That way, if something is lost or ruined,
I don't have to worry. Pack things that
will go together. Don't bring anything
that doesn't go with another piece of
clothing. Walking shoes and sandals are
perfect for any trip during the summer.
I use a "healthy back" bag (Ameribag)
as a day bag and it is wonderful. I bring
a small, cheap bag for evening wear and
I purchase cheap jewelry at discount stores.
My $5 watch from Walmart looks great and
if lost/stolen, who cares. Just remember
that you have to carry whatever you bring
so don't pack a huge bag. I have recently
only and I will never bring a large suitcase
again. Try it -- you'll love the freedom.
St. Louis, USA
Bring a fleece to Peru...
Peru is a very poor country so
it is dangerous (and in bad taste) to show
off expensive jewelry, designer clothing,
etc. My girlfriend brought an expensive
leather jacket which was promptly stolen
from our hotel room. There is no need for
dressy clothing in Peru because it is a
very casual place. In Lima and Cuzco, you
may want a skirt or dress to wear to a restaurant,
but nothing like a cocktail dress is needed.
If you are going to Machu Picchu bring cotton
khakis, t-shirts and a fleece for the morning,
depending on the time of year. Remember
the seasons are opposite of the USA. I went
in September so it was coming on spring.
The mornings were cool and it got very hot
by noon and I would strip down to a t-shirt
and jeans. By 3 PM the temperature starting
dropping like a rock and by 4 PM I needed
my fleece. There aren't many restrictions
about dress in Peru, but if you overdress,
you will look out of place. If you are taking
a raft ride on the Ollytambo (I recommend
it), wear river pants (waterproof khakis)
and a pullover rain poncho. I stayed very
dry in this gear. If you are hiking, wear
sturdy shoes but avoid the heavy hiking
boots which will slow you down. I wore Sketchers
jammers. Tennis shoes are okay, but there
are a lot of rocks and it is rough terrain.
Make certain you have shoes with ankle support.
Take a small back pack for hiking, you will
need it. You will want your hands free for
photo taking, etc. Always take spare batteries
and plenty of film for your camera because
you won't have any place to buy these things

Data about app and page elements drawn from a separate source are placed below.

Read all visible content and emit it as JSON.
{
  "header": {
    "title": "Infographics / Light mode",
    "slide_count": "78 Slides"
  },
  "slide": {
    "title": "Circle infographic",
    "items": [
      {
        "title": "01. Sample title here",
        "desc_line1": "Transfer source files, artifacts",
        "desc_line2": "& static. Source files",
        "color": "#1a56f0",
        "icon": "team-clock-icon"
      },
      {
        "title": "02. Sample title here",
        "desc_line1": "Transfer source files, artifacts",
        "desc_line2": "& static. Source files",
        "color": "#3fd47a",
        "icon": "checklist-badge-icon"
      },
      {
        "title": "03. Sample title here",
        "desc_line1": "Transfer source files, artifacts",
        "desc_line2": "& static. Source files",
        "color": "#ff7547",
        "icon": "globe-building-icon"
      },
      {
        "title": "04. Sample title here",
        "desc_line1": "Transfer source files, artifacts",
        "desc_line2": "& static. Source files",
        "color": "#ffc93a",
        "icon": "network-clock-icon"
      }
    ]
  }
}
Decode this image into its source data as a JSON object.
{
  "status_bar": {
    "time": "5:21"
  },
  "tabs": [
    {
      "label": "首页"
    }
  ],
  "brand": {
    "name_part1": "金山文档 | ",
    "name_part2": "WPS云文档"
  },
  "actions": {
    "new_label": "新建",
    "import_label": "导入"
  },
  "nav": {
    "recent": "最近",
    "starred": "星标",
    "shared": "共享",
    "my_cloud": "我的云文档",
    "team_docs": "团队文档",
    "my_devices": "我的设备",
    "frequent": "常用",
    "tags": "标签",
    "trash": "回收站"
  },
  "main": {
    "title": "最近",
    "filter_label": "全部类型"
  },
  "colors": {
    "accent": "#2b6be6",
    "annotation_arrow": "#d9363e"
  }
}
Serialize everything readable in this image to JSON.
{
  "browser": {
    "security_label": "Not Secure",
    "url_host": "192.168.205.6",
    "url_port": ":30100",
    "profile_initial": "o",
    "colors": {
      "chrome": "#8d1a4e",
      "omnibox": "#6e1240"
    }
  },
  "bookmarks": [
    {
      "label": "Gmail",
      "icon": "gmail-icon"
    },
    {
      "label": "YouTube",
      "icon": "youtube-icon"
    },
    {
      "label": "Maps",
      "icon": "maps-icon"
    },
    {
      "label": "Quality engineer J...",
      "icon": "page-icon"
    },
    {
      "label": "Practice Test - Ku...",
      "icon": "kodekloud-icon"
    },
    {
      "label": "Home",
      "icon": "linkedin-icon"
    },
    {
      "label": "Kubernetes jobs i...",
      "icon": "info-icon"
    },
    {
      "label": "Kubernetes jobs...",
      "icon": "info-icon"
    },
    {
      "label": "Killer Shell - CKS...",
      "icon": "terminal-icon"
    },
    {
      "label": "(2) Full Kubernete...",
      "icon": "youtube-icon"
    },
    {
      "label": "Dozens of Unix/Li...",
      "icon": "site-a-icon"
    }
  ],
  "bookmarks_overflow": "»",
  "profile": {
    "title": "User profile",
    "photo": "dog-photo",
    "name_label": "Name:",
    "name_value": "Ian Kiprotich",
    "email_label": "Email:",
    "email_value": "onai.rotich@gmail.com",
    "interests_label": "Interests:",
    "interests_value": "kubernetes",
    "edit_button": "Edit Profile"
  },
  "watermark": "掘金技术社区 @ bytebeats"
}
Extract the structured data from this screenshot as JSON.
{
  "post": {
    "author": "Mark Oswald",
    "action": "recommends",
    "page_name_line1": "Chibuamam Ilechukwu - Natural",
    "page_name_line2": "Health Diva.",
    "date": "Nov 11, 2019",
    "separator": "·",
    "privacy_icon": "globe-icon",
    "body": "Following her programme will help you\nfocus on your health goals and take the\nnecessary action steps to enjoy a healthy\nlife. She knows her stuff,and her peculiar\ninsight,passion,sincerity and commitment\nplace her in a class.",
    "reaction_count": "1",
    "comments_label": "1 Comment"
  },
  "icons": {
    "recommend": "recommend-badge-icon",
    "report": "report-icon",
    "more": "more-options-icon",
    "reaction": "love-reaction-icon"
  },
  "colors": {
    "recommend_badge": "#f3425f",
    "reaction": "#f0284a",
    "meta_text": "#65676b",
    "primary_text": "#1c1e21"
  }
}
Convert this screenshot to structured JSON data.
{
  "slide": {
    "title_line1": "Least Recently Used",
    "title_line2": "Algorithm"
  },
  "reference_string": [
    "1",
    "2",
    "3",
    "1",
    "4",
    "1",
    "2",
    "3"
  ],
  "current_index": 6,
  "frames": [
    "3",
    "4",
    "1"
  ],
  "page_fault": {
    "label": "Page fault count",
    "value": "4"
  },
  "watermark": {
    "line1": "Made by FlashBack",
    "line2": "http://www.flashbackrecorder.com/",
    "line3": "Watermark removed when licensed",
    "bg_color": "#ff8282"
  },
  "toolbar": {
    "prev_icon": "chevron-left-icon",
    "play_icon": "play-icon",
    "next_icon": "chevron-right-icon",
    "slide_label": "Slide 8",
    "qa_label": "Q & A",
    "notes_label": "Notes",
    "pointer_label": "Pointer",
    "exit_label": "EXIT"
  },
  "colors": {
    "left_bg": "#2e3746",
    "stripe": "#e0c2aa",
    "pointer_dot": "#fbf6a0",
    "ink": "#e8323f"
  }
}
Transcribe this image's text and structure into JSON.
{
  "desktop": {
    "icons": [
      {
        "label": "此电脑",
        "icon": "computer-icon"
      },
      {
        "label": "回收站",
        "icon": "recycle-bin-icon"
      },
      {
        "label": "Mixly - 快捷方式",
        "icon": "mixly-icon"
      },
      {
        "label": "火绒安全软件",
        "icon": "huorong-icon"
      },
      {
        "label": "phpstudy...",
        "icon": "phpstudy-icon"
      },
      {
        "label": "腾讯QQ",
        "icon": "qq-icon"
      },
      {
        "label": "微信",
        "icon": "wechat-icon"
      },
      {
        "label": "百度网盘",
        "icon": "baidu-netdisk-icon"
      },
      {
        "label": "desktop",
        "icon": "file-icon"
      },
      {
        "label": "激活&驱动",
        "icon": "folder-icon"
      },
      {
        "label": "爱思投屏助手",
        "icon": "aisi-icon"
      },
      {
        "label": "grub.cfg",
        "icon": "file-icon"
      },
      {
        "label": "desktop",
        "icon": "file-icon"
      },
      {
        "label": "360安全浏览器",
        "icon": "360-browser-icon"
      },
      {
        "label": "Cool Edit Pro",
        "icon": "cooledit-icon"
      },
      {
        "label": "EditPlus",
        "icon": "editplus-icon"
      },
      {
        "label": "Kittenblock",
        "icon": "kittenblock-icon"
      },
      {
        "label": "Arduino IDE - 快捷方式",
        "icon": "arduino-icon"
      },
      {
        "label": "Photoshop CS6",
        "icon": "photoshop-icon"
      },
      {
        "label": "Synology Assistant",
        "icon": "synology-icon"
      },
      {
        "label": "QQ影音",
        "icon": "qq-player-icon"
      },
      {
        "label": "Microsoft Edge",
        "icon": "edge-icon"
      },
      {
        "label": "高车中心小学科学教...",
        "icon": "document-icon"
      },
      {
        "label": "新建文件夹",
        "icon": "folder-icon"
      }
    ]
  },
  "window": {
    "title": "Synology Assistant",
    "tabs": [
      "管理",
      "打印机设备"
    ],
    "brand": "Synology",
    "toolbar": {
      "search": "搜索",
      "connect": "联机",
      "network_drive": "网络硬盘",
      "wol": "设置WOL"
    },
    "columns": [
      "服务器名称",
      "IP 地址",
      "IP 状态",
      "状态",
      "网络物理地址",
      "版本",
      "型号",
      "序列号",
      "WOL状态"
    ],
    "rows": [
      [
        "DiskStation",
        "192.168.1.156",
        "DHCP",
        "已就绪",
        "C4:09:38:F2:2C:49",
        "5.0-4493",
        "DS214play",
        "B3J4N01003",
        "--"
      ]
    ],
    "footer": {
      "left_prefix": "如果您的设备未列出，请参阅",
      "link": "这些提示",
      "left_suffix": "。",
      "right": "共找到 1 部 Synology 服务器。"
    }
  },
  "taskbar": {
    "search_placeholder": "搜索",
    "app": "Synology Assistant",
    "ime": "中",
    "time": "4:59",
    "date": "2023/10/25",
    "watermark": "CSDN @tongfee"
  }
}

at the ruins. There is literally nothing
in Machu Picchu - no vendors, no hawkers,
no concession stands after you pass the
front gate. Take water and sunscreen --
you are at 12000 feet! Also a sun hat with
a wide brim and sunglasses are necessary.
Bottom line -- jeans and t-shirts with a
fleece will carry you through most of the
Francesca, Steubenville, USA
Wear little make-up
Wear very little makeup. While in Paris
and London we rode the metro and ate out
a lot, so I had plenty of opportunity
to observe the locals. Very few European
women wear make-up. If you do wear make-up,
I recommend sticking with mascara and
a little eyeliner.
Stefani, Phoenix, USA
An abaya is respectful
in the Middle East...
Go to the open market and buy an Abaya
(a full length cloak that covers from
neck to ankle) and wear it over your own
clothes. You will have far less problems
with men. It does not mean that you are
Muslim -- only respectful of covering
up due to their religious beliefs. An
abaya is cool and lightweight to wear.
Each country has their own style and colour
according to region.
Katherine, Abu Dhabi, United Arab Emeritus